> What the task requires
The answer must be an exact copy of every record below.

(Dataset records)
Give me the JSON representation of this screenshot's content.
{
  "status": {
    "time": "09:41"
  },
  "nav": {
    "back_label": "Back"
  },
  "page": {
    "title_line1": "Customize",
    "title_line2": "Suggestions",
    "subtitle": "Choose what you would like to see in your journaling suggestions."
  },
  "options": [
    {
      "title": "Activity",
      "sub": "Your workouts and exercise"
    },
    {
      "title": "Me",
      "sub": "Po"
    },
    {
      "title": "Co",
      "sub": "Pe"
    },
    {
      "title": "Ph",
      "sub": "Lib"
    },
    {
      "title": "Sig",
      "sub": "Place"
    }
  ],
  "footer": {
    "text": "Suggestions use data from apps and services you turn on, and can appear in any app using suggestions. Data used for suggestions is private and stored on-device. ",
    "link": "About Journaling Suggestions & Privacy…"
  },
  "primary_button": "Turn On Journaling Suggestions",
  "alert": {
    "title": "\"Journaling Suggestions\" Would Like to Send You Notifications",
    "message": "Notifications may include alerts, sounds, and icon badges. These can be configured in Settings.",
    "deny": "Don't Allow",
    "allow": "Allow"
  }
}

> Result of this exercise
Give me the JSON representation of this screenshot's content.
{
  "status": {
    "time": "09:41"
  },
  "nav": {
    "back_label": "Back"
  },
  "page": {
    "title_line1": "Customize",
    "title_line2": "Suggestions",
    "subtitle": "Choose what you would like to see in your journaling suggestions."
  },
  "options": [
    {
      "title": "Activity",
      "sub": "Your workouts and exercise"
    },
    {
      "title": "Me",
      "sub": "Po"
    },
    {
      "title": "Co",
      "sub": "Pe"
    },
    {
      "title": "Ph",
      "sub": "Lib"
    },
    {
      "title": "Sig",
      "sub": "Place"
    }
  ],
  "footer": {
    "text": "Suggestions use data from apps and services you turn on, and can appear in any app using suggestions. Data used for suggestions is private and stored on-device. ",
    "link": "About Journaling Suggestions & Privacy…"
  },
  "primary_button": "Turn On Journaling Suggestions",
  "alert": {
    "title": "\"Journaling Suggestions\" Would Like to Send You Notifications",
    "message": "Notifications may include alerts, sounds, and icon badges. These can be configured in Settings.",
    "deny": "Don't Allow",
    "allow": "Allow"
  }
}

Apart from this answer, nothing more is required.